# [Work instruction]
For this exercise, write out the full listing that follows exactly and skip its pictures.

# [Data shown]

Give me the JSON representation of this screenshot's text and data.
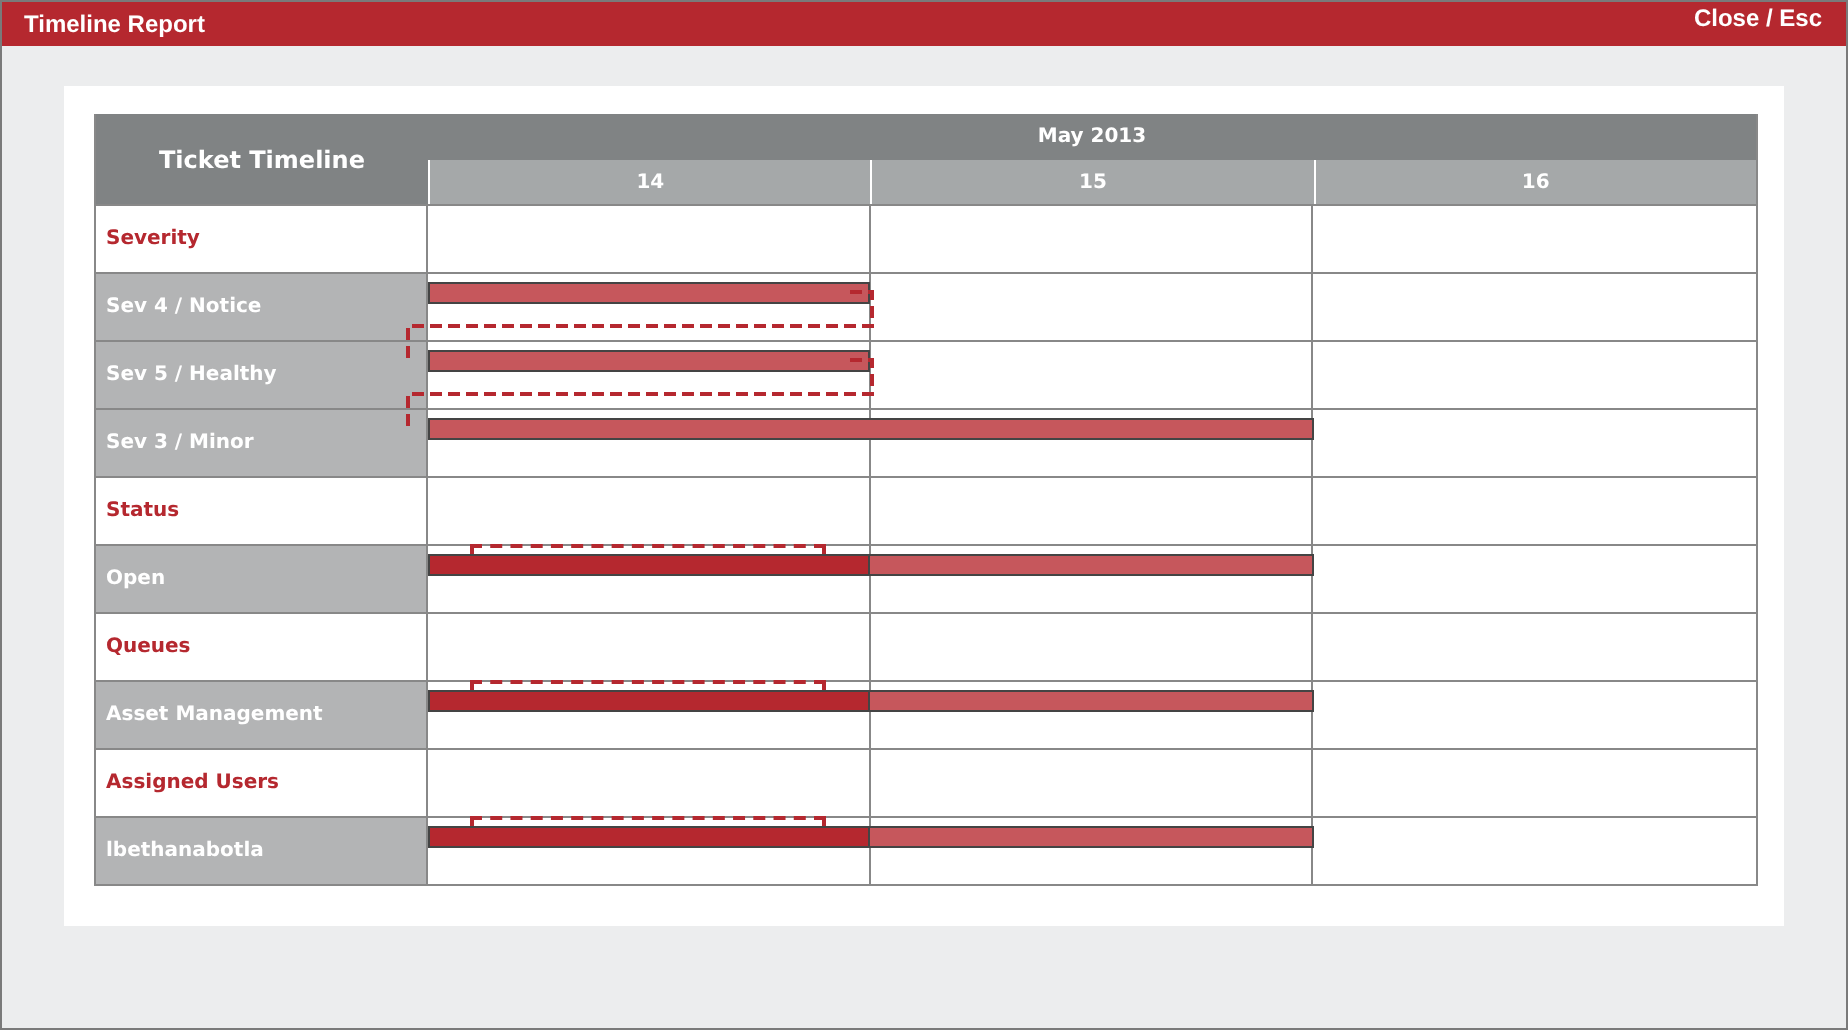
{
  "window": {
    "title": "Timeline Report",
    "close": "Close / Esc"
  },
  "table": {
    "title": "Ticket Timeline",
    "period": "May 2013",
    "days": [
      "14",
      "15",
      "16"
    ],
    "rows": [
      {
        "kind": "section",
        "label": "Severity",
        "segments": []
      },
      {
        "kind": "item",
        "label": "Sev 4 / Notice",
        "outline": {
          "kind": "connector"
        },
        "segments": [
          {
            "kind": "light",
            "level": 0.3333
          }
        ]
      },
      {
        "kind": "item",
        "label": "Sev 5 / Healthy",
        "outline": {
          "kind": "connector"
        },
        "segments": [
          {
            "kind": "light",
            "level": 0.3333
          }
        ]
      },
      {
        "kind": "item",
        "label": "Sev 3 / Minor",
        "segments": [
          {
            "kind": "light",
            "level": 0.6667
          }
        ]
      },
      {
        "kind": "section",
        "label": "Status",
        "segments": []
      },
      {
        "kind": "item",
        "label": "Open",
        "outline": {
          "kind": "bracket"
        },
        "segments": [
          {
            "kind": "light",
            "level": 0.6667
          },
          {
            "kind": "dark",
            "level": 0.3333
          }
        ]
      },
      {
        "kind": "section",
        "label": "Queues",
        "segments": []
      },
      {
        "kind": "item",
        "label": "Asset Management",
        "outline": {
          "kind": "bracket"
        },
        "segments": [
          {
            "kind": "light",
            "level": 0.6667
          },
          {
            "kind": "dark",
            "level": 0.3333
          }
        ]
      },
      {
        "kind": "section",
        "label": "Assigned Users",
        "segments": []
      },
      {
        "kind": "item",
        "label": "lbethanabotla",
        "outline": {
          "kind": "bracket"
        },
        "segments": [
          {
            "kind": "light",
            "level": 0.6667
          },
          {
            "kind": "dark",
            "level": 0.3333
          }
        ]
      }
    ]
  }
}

# [Answer to the exercise]
Give me the JSON representation of this screenshot's text and data.
{
  "window": {
    "title": "Timeline Report",
    "close": "Close / Esc"
  },
  "table": {
    "title": "Ticket Timeline",
    "period": "May 2013",
    "days": [
      "14",
      "15",
      "16"
    ],
    "rows": [
      {
        "kind": "section",
        "label": "Severity",
        "segments": []
      },
      {
        "kind": "item",
        "label": "Sev 4 / Notice",
        "outline": {
          "kind": "connector"
        },
        "segments": [
          {
            "kind": "light",
            "level": 0.3333
          }
        ]
      },
      {
        "kind": "item",
        "label": "Sev 5 / Healthy",
        "outline": {
          "kind": "connector"
        },
        "segments": [
          {
            "kind": "light",
            "level": 0.3333
          }
        ]
      },
      {
        "kind": "item",
        "label": "Sev 3 / Minor",
        "segments": [
          {
            "kind": "light",
            "level": 0.6667
          }
        ]
      },
      {
        "kind": "section",
        "label": "Status",
        "segments": []
      },
      {
        "kind": "item",
        "label": "Open",
        "outline": {
          "kind": "bracket"
        },
        "segments": [
          {
            "kind": "light",
            "level": 0.6667
          },
          {
            "kind": "dark",
            "level": 0.3333
          }
        ]
      },
      {
        "kind": "section",
        "label": "Queues",
        "segments": []
      },
      {
        "kind": "item",
        "label": "Asset Management",
        "outline": {
          "kind": "bracket"
        },
        "segments": [
          {
            "kind": "light",
            "level": 0.6667
          },
          {
            "kind": "dark",
            "level": 0.3333
          }
        ]
      },
      {
        "kind": "section",
        "label": "Assigned Users",
        "segments": []
      },
      {
        "kind": "item",
        "label": "lbethanabotla",
        "outline": {
          "kind": "bracket"
        },
        "segments": [
          {
            "kind": "light",
            "level": 0.6667
          },
          {
            "kind": "dark",
            "level": 0.3333
          }
        ]
      }
    ]
  }
}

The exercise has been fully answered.